● The problem
Scan the data. Collect each line that contains the word "label".

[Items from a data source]
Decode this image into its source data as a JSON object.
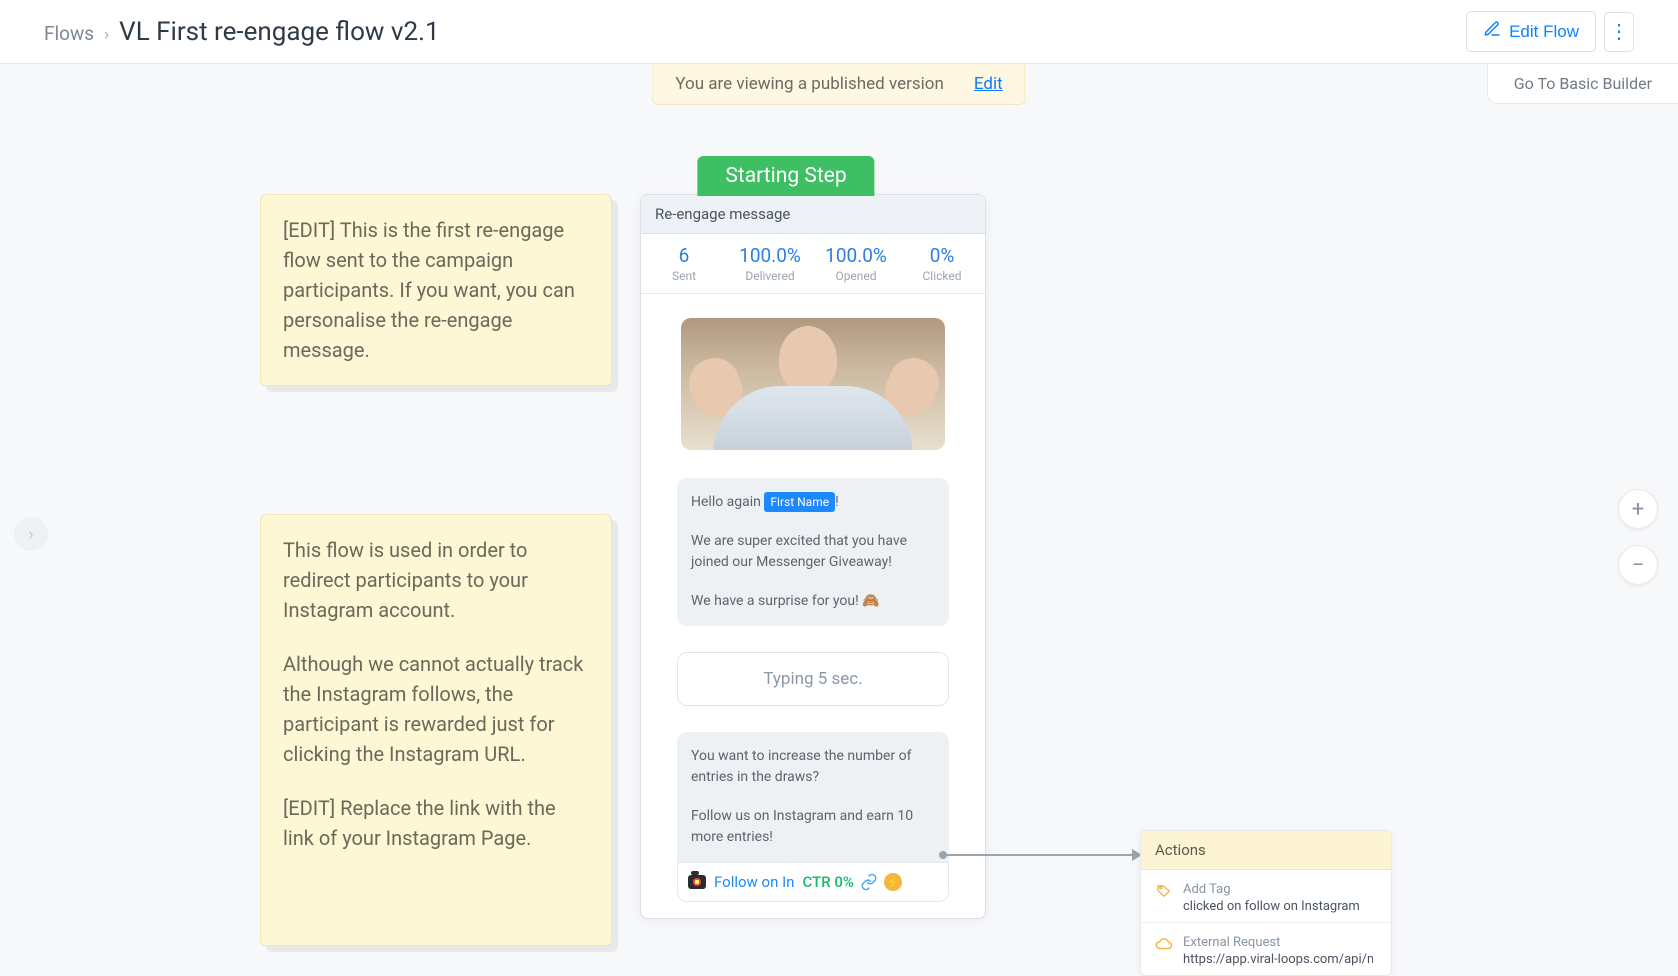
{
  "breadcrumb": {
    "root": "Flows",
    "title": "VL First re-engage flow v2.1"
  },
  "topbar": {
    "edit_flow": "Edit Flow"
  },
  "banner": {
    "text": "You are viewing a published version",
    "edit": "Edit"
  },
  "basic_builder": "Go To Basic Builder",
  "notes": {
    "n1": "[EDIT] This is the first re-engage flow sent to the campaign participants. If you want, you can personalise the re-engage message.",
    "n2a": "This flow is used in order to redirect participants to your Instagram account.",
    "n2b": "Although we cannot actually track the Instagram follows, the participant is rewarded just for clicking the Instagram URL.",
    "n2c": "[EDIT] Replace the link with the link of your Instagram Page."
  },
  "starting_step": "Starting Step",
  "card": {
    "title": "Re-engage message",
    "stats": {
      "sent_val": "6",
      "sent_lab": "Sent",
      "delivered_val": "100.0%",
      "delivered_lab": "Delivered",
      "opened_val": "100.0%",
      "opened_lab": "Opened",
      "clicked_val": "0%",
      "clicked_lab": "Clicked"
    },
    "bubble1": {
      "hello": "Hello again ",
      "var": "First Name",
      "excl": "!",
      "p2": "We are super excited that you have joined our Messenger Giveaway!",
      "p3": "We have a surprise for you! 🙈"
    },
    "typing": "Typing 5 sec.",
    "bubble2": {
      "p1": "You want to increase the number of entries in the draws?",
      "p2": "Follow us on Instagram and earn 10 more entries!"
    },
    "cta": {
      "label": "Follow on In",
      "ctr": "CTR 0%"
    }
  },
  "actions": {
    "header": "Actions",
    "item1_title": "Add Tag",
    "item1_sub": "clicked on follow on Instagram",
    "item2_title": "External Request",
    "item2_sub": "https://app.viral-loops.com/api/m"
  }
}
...
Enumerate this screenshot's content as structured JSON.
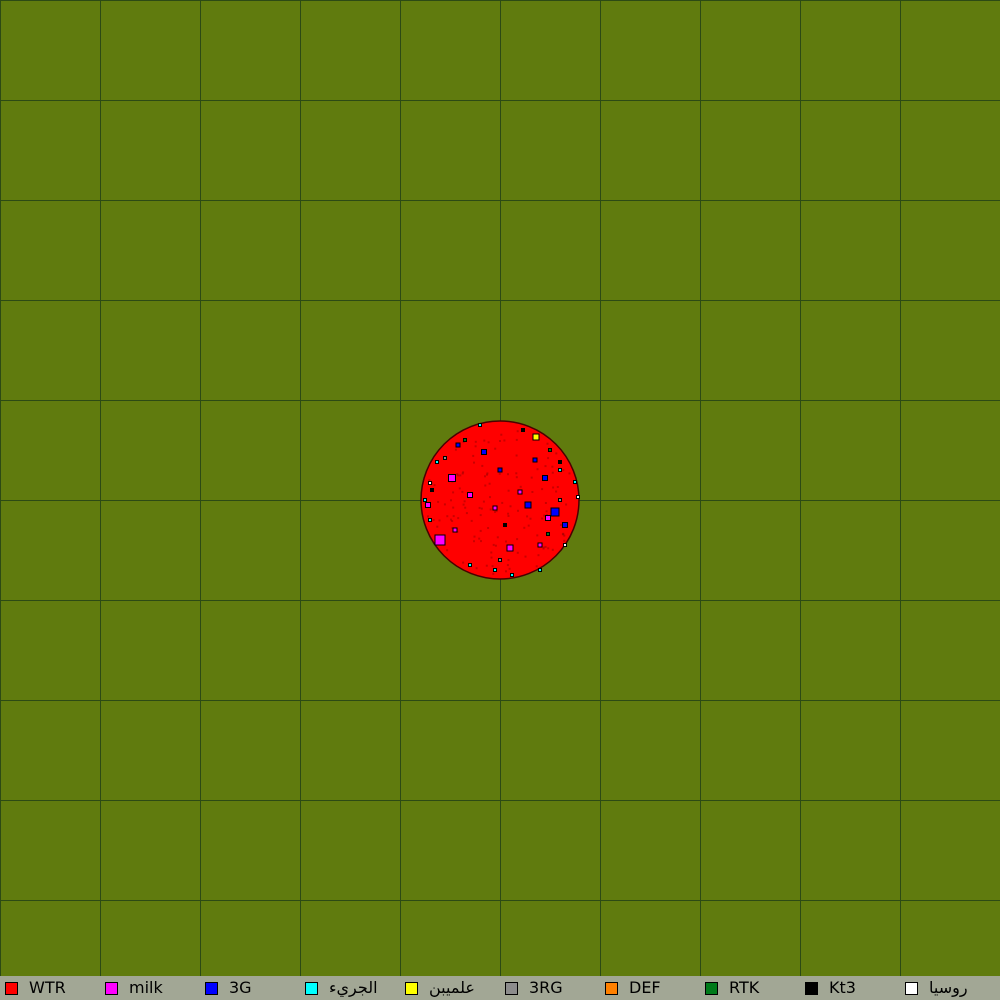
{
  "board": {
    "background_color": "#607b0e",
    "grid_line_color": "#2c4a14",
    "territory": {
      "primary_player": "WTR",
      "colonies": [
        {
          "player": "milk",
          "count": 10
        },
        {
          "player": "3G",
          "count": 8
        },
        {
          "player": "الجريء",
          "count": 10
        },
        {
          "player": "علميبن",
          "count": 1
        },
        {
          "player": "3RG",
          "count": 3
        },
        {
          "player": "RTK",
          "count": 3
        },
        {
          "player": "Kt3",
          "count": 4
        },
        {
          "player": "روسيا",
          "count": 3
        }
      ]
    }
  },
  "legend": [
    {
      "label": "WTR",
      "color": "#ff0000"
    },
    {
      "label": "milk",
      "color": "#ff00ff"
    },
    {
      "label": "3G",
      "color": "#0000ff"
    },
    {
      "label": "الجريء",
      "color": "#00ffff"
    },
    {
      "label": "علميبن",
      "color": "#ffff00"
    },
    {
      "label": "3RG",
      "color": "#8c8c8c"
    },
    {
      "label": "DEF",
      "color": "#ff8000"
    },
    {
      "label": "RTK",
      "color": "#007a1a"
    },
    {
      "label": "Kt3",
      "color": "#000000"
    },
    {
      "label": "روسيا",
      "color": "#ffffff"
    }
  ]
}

● Solution
      "label": "Follow on In",
      "label": "WTR",
      "label": "milk",
      "label": "3G",
      "label": "الجريء",
      "label": "علميبن",
      "label": "3RG",
      "label": "DEF",
      "label": "RTK",
      "label": "Kt3",
      "label": "روسيا",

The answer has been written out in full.